TASK TO CARRY OUT:
Excluding any images, copy all of the lines below precisely as written.

[Records from a data collection]
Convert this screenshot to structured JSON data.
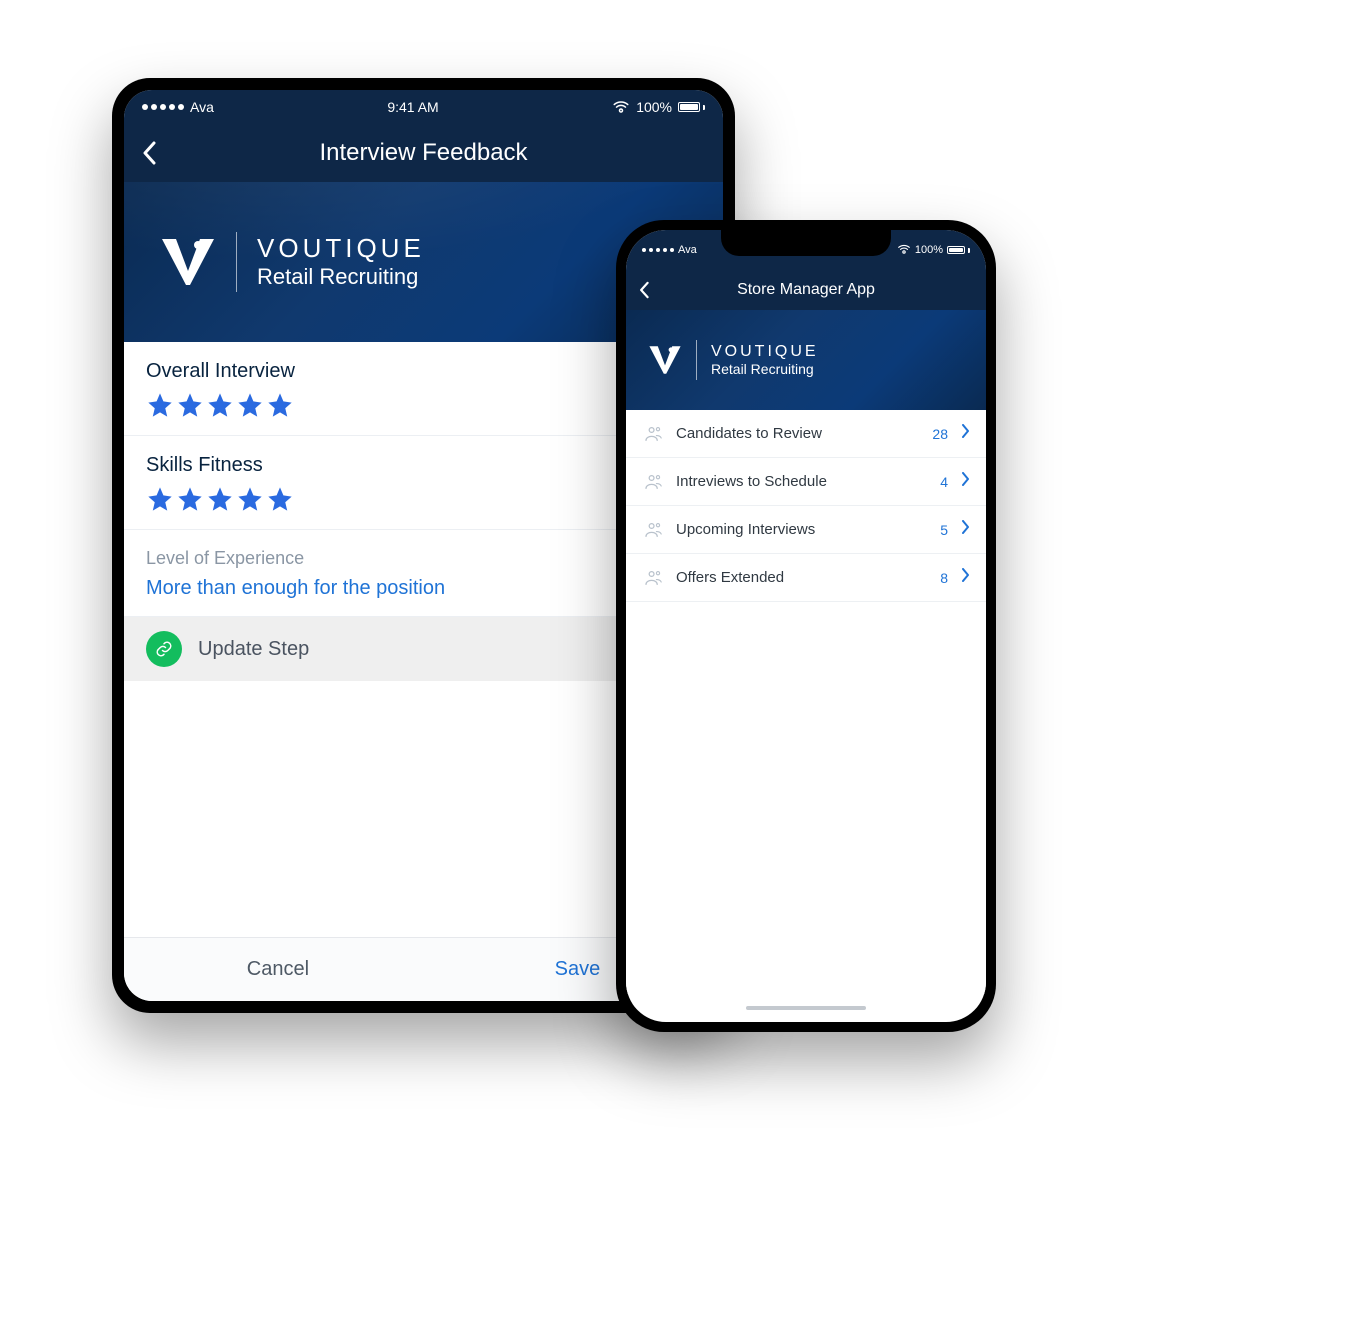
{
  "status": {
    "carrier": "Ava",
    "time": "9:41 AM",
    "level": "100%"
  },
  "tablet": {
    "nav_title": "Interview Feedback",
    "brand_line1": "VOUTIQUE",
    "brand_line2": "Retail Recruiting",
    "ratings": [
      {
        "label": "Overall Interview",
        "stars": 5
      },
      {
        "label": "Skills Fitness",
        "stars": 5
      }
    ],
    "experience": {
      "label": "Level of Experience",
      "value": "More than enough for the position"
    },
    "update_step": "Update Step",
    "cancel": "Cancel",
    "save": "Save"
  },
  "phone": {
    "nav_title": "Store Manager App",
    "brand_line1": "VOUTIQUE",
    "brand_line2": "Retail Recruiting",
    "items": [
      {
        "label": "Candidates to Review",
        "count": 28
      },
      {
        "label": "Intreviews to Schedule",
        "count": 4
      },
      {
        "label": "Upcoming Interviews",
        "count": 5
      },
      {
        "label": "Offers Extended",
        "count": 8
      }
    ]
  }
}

TASK OUTPUT:
Convert this screenshot to structured JSON data.
{
  "status": {
    "carrier": "Ava",
    "time": "9:41 AM",
    "level": "100%"
  },
  "tablet": {
    "nav_title": "Interview Feedback",
    "brand_line1": "VOUTIQUE",
    "brand_line2": "Retail Recruiting",
    "ratings": [
      {
        "label": "Overall Interview",
        "stars": 5
      },
      {
        "label": "Skills Fitness",
        "stars": 5
      }
    ],
    "experience": {
      "label": "Level of Experience",
      "value": "More than enough for the position"
    },
    "update_step": "Update Step",
    "cancel": "Cancel",
    "save": "Save"
  },
  "phone": {
    "nav_title": "Store Manager App",
    "brand_line1": "VOUTIQUE",
    "brand_line2": "Retail Recruiting",
    "items": [
      {
        "label": "Candidates to Review",
        "count": 28
      },
      {
        "label": "Intreviews to Schedule",
        "count": 4
      },
      {
        "label": "Upcoming Interviews",
        "count": 5
      },
      {
        "label": "Offers Extended",
        "count": 8
      }
    ]
  }
}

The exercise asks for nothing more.